About this exercise >>
An acceptable answer contains every record below, unchanged, and no pictures.

Data for analysis >>
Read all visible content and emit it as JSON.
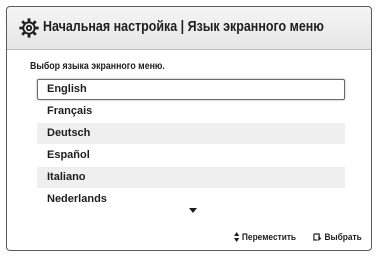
{
  "header": {
    "icon": "gear-icon",
    "title": "Начальная настройка | Язык экранного меню"
  },
  "prompt": "Выбор языка экранного меню.",
  "languages": [
    {
      "label": "English",
      "selected": true
    },
    {
      "label": "Français",
      "selected": false
    },
    {
      "label": "Deutsch",
      "selected": false
    },
    {
      "label": "Español",
      "selected": false
    },
    {
      "label": "Italiano",
      "selected": false
    },
    {
      "label": "Nederlands",
      "selected": false
    }
  ],
  "more_icon": "arrow-down-icon",
  "footer": {
    "move_icon": "up-down-arrows-icon",
    "move_label": "Переместить",
    "select_icon": "enter-icon",
    "select_label": "Выбрать"
  }
}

Solved problem >>
Read all visible content and emit it as JSON.
{
  "header": {
    "icon": "gear-icon",
    "title": "Начальная настройка | Язык экранного меню"
  },
  "prompt": "Выбор языка экранного меню.",
  "languages": [
    {
      "label": "English",
      "selected": true
    },
    {
      "label": "Français",
      "selected": false
    },
    {
      "label": "Deutsch",
      "selected": false
    },
    {
      "label": "Español",
      "selected": false
    },
    {
      "label": "Italiano",
      "selected": false
    },
    {
      "label": "Nederlands",
      "selected": false
    }
  ],
  "more_icon": "arrow-down-icon",
  "footer": {
    "move_icon": "up-down-arrows-icon",
    "move_label": "Переместить",
    "select_icon": "enter-icon",
    "select_label": "Выбрать"
  }
}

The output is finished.